Start of The data
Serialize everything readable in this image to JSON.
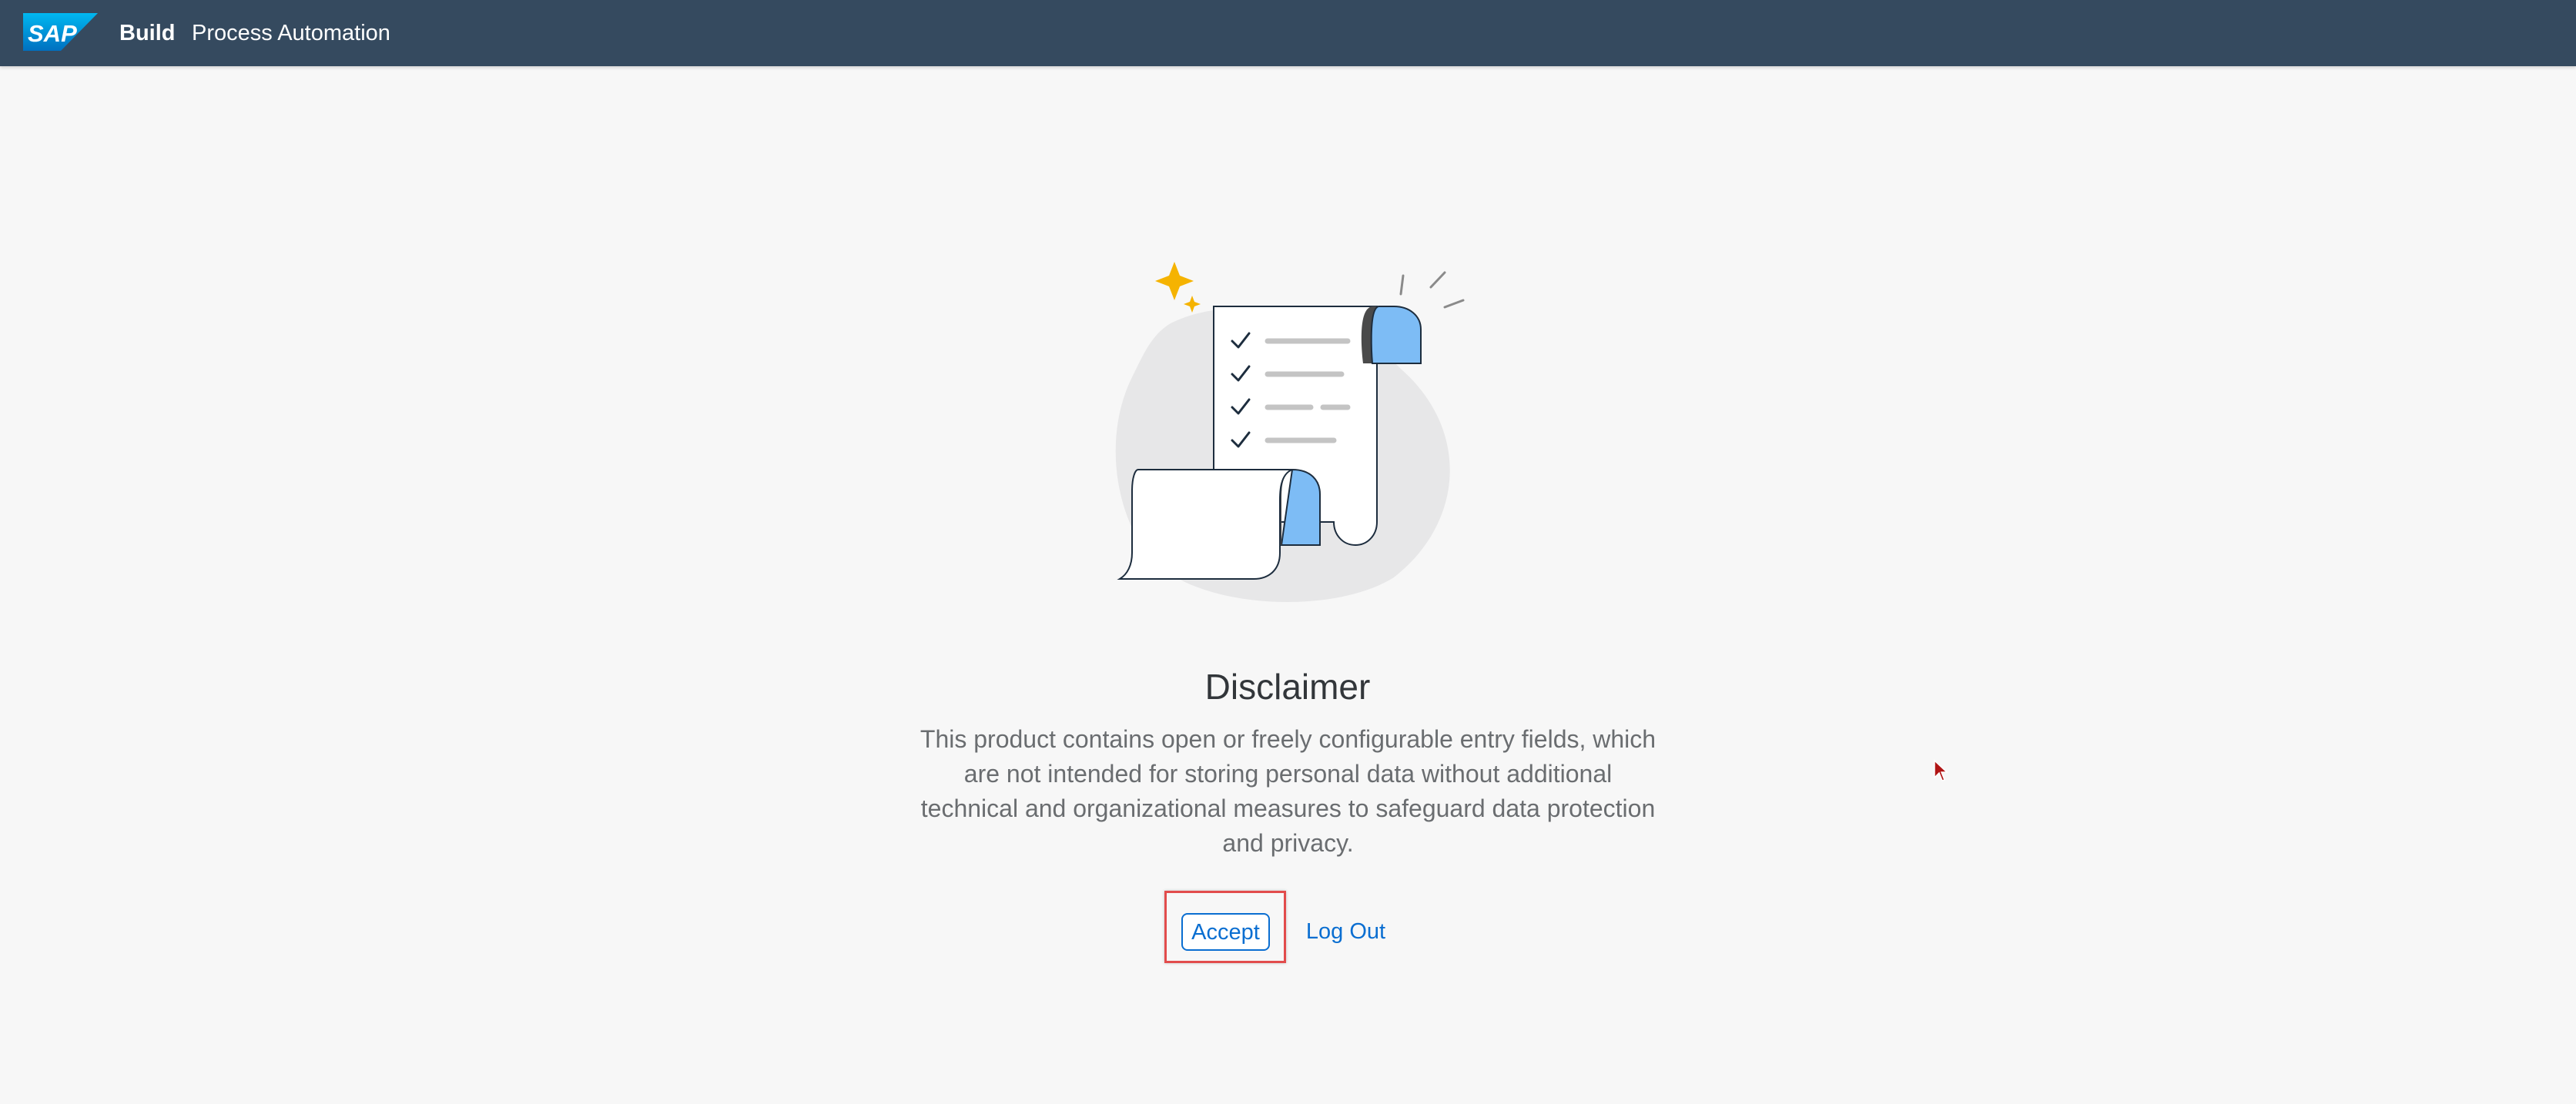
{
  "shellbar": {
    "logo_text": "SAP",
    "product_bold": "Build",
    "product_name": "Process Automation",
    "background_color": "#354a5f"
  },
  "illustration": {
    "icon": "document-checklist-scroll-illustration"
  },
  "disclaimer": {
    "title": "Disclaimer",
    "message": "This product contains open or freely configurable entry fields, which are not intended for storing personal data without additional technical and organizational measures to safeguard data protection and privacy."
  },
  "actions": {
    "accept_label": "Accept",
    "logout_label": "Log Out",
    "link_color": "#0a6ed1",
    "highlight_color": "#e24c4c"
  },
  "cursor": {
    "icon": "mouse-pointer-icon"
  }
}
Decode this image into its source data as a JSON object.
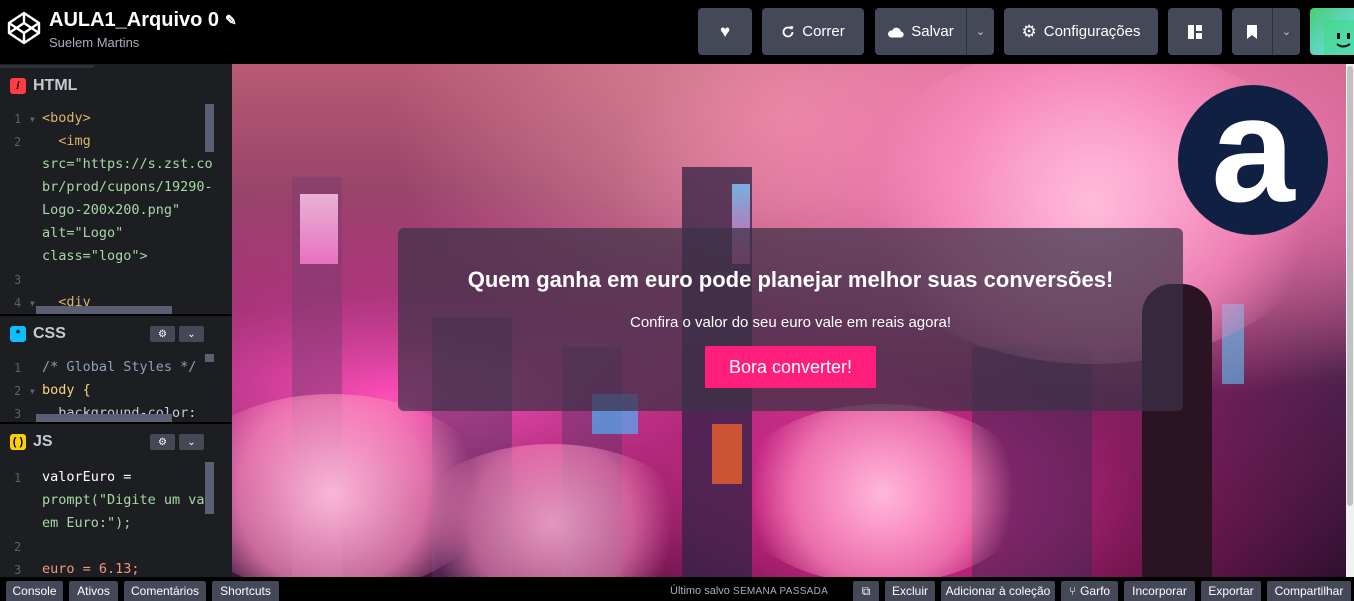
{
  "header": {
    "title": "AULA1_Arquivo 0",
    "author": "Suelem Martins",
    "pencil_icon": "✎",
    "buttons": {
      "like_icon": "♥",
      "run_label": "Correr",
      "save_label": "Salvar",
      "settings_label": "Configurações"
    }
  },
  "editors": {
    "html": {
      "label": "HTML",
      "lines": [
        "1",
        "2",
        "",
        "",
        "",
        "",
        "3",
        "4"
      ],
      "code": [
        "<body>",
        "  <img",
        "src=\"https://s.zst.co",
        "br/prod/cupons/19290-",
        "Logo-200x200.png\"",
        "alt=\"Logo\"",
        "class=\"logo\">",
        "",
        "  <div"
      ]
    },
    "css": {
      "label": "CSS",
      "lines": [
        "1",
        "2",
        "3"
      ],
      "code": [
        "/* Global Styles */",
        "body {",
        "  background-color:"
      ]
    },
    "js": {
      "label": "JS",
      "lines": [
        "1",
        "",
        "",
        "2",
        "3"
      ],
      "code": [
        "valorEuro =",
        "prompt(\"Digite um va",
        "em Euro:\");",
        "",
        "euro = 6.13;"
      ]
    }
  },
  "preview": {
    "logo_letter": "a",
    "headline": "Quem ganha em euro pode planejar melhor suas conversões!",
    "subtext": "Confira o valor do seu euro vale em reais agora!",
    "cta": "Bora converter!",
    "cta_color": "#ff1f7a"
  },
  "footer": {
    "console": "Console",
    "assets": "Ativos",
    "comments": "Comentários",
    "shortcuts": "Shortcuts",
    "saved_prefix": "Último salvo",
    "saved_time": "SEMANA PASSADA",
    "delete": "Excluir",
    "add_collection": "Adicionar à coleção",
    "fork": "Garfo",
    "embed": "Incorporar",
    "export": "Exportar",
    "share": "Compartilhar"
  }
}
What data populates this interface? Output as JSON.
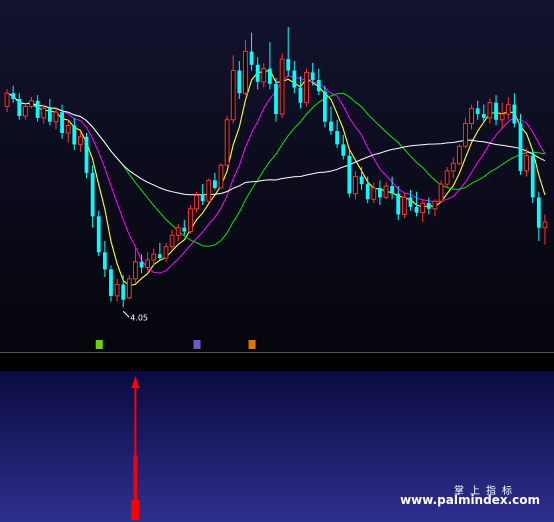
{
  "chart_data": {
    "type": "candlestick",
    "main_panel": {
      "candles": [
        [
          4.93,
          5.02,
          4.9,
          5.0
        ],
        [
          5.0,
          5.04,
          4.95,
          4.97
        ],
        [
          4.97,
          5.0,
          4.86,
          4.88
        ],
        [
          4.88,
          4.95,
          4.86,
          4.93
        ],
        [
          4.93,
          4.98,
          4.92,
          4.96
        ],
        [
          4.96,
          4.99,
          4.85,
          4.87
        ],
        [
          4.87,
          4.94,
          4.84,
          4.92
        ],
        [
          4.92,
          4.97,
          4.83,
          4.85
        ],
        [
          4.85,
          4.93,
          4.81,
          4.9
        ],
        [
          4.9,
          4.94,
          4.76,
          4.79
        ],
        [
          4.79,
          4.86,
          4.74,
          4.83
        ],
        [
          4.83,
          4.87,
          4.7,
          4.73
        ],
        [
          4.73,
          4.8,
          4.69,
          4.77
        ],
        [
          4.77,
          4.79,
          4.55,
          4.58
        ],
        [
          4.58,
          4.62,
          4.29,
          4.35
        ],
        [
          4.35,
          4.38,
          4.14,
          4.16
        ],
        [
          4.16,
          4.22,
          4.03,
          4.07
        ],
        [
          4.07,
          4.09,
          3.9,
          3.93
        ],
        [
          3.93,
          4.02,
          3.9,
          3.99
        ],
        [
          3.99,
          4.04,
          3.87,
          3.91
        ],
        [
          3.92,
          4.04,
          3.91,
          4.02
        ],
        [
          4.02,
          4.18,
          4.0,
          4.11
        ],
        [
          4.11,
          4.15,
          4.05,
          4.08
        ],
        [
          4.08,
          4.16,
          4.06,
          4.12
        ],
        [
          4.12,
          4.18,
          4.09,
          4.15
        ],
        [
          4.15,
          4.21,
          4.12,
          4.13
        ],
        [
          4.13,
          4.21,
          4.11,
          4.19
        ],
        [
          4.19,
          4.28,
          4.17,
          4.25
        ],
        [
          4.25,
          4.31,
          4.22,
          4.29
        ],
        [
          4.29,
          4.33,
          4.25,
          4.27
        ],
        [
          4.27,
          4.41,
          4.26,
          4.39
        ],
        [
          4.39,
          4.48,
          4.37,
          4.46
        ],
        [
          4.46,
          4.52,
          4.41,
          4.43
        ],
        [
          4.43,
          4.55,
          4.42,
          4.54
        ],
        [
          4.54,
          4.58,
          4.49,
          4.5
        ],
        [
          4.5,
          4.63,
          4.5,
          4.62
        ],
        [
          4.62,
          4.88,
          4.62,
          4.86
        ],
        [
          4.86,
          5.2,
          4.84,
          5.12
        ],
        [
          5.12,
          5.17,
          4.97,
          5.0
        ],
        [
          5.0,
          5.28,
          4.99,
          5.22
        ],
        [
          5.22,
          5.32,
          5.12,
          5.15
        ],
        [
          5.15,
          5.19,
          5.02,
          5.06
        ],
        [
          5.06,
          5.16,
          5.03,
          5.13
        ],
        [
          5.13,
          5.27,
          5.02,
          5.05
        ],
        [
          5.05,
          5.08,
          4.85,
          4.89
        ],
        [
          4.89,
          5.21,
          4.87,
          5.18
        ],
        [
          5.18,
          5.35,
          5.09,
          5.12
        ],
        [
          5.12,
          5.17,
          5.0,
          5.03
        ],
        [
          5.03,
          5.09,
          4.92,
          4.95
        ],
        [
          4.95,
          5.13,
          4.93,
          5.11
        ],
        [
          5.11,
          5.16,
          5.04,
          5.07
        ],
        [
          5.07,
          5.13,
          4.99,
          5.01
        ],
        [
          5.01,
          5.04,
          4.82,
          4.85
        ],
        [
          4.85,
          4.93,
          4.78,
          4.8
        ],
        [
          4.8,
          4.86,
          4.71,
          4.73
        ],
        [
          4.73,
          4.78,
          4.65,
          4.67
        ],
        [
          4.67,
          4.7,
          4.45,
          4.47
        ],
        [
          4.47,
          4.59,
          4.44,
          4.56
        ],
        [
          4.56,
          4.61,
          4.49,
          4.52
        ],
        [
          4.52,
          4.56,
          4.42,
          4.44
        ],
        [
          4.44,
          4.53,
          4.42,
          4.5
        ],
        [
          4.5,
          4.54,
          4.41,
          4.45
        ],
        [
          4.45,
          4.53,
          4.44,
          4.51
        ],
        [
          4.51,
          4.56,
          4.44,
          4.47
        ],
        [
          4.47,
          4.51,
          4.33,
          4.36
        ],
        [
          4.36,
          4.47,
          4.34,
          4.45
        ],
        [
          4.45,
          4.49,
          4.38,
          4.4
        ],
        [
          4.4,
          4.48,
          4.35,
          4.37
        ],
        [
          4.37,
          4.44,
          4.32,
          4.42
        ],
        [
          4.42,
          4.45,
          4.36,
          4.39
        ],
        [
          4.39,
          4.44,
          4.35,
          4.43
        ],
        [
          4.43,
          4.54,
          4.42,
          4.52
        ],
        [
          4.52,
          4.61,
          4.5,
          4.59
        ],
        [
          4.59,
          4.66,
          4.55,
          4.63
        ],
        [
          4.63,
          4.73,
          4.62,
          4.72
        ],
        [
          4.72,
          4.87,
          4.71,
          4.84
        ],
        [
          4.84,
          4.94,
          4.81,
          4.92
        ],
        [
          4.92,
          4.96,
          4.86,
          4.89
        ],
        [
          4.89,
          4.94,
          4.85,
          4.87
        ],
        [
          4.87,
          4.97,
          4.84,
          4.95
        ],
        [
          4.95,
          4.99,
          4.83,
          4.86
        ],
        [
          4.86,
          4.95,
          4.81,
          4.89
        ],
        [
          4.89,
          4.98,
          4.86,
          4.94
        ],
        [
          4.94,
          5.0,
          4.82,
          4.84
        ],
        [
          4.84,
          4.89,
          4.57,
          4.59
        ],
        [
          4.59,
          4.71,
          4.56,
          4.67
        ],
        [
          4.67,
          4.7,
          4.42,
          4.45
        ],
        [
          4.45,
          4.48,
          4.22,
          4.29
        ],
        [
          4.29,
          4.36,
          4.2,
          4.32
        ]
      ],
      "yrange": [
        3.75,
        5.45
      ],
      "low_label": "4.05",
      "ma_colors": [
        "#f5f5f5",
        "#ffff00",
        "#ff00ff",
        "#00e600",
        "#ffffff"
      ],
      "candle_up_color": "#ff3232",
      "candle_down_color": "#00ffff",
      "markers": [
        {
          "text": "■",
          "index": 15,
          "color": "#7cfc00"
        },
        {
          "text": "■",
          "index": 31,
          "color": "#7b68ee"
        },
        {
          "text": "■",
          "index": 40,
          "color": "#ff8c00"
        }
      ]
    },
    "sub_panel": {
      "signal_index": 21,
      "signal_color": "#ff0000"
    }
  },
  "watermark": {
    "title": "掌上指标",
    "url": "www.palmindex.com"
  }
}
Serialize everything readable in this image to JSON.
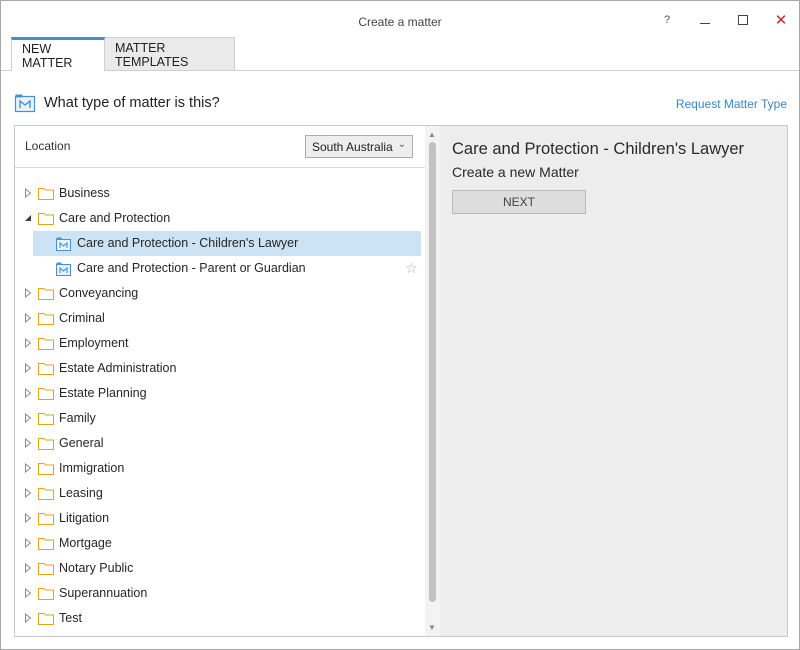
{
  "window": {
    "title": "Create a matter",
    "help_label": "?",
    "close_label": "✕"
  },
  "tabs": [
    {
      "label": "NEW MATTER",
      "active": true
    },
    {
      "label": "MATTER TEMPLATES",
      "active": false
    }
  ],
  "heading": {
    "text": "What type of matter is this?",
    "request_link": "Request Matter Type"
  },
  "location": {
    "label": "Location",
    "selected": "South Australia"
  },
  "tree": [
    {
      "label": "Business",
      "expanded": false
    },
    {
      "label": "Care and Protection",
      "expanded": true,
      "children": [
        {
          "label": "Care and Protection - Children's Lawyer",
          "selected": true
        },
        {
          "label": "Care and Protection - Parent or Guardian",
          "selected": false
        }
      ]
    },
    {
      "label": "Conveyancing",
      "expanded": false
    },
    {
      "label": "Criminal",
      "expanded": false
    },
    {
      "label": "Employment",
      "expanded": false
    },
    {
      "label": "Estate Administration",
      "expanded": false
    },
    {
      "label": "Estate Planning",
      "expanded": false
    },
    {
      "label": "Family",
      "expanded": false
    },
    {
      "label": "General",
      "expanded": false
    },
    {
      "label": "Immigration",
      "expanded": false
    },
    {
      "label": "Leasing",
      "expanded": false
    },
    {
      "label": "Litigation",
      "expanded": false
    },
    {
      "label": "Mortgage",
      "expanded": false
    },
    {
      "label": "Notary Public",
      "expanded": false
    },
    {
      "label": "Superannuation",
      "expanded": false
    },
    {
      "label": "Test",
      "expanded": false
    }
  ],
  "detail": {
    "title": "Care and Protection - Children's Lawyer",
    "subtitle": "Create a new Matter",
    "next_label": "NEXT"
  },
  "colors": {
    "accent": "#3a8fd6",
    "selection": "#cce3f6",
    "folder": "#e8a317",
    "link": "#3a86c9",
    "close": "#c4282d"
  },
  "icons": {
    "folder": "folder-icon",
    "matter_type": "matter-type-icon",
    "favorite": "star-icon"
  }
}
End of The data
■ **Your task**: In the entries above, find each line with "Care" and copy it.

■ **Response**:
      "label": "Care and Protection",
          "label": "Care and Protection - Children's Lawyer",
          "label": "Care and Protection - Parent or Guardian",
    "title": "Care and Protection - Children's Lawyer",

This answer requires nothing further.